### INSTRUCTIONS TO FOLLOW
Check every line of the entries for "小球蓝领换防C", and copy the lines that hold it.

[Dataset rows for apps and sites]
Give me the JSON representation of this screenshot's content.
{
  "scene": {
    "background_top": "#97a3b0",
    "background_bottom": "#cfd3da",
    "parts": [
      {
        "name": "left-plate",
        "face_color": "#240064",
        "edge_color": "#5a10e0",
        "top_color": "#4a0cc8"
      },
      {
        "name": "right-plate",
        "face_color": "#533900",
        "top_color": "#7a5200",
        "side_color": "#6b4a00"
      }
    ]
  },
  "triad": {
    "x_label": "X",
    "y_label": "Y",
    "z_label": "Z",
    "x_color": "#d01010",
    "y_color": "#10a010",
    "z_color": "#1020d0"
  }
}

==

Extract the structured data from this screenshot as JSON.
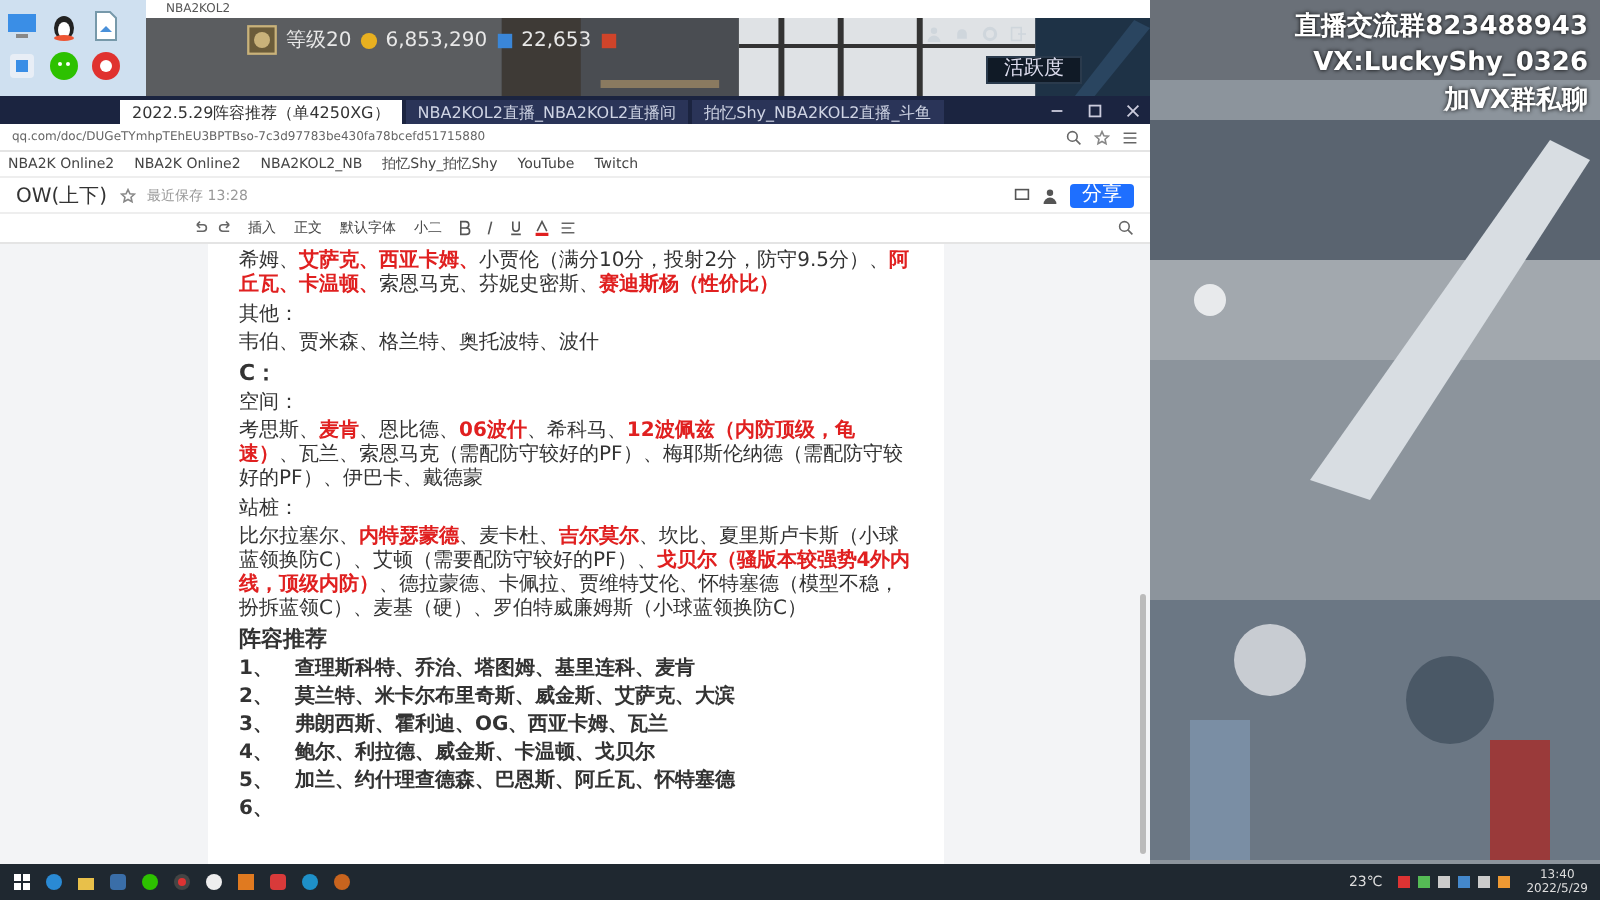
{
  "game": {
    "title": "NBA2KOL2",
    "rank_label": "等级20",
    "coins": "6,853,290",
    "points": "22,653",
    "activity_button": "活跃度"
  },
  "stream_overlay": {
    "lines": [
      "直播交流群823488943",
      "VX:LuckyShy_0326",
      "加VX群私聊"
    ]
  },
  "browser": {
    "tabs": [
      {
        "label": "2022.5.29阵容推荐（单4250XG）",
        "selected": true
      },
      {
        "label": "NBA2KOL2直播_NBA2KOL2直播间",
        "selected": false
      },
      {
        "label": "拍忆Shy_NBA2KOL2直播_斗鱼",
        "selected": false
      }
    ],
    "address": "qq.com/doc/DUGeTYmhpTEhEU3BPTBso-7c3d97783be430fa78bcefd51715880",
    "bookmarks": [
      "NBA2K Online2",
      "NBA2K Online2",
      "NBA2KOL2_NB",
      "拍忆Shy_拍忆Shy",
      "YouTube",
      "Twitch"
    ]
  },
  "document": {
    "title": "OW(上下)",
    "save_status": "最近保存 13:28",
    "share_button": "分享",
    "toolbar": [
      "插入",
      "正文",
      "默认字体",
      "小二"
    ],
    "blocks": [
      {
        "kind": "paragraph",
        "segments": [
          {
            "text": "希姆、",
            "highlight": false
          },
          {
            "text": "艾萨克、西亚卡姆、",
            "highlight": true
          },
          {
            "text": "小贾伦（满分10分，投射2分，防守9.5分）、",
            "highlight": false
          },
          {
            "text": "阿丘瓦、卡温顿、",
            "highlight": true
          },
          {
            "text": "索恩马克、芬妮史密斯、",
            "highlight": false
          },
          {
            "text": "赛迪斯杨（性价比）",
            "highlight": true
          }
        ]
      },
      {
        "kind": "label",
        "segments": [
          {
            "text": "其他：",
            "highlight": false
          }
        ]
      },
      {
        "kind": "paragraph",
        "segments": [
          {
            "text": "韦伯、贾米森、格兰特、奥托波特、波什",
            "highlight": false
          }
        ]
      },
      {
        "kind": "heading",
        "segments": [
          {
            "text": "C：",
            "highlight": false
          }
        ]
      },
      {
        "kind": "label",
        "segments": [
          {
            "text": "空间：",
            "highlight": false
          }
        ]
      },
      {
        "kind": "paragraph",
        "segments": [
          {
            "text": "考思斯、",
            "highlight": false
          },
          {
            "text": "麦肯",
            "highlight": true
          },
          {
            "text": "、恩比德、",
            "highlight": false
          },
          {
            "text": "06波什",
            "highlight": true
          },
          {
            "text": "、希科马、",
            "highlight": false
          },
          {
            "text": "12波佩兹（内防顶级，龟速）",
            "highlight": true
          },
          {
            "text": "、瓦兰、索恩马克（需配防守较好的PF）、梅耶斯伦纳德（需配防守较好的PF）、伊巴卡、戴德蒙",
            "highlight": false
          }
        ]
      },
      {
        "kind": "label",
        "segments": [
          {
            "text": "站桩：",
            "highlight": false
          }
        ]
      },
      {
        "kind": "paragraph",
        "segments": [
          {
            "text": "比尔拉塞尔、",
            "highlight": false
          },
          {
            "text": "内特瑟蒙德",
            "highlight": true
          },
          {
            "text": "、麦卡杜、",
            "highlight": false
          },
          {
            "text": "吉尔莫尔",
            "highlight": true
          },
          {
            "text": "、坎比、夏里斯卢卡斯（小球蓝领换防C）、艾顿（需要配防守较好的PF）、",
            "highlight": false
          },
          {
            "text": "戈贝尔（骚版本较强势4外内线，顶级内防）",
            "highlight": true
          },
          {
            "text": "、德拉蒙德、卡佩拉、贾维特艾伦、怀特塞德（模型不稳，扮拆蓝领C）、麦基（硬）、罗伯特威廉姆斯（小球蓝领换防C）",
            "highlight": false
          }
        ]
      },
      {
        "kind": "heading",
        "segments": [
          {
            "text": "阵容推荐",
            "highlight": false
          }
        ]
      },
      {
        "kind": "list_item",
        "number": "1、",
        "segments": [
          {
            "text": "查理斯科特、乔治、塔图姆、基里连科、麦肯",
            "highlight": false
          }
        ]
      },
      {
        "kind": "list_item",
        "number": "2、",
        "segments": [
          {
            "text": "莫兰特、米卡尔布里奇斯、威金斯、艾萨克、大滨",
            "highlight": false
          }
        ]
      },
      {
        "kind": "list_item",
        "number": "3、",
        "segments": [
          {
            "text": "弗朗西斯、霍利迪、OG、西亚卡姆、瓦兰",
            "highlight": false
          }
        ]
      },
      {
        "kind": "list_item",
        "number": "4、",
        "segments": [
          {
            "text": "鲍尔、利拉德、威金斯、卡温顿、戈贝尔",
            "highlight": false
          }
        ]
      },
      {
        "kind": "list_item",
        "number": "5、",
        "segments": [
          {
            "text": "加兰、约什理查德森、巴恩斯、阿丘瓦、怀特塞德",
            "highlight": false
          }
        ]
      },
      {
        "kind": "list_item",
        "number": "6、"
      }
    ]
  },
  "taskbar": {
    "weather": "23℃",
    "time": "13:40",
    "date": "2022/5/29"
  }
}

### ANSWER
            "text": "、坎比、夏里斯卢卡斯（小球蓝领换防C）、艾顿（需要配防守较好的PF）、",
            "text": "、德拉蒙德、卡佩拉、贾维特艾伦、怀特塞德（模型不稳，扮拆蓝领C）、麦基（硬）、罗伯特威廉姆斯（小球蓝领换防C）",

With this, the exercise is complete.